» **Provided material**
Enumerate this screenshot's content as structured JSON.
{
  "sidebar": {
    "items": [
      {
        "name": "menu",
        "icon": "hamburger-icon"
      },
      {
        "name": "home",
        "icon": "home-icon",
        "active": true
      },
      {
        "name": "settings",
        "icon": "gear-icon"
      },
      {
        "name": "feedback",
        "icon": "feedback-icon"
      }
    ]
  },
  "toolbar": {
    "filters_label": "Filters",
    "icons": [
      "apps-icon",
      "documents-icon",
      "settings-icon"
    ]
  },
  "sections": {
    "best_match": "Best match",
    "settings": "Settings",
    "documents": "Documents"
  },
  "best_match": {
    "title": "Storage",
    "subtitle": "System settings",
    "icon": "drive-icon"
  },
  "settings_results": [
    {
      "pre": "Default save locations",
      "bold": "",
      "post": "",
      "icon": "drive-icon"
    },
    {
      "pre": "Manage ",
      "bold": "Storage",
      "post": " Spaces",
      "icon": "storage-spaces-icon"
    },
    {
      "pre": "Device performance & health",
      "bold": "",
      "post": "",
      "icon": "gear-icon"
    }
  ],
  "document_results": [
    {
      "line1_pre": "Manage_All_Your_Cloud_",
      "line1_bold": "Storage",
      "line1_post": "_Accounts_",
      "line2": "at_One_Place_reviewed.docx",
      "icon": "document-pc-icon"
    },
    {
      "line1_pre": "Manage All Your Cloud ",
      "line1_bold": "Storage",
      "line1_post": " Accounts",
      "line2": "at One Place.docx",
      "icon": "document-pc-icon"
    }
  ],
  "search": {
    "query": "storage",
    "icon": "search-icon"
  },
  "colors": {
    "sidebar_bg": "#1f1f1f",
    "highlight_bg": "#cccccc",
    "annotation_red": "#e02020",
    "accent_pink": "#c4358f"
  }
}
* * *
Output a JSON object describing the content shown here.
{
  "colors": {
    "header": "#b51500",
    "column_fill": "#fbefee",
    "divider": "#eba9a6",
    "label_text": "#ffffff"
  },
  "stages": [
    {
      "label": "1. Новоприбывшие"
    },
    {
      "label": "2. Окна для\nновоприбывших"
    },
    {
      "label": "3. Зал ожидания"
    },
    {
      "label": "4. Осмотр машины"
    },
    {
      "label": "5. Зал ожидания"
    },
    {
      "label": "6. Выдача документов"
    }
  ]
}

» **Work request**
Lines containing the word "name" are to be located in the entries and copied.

» **Answer to this task**
        "name": "menu",
        "name": "home",
        "name": "settings",
        "name": "feedback",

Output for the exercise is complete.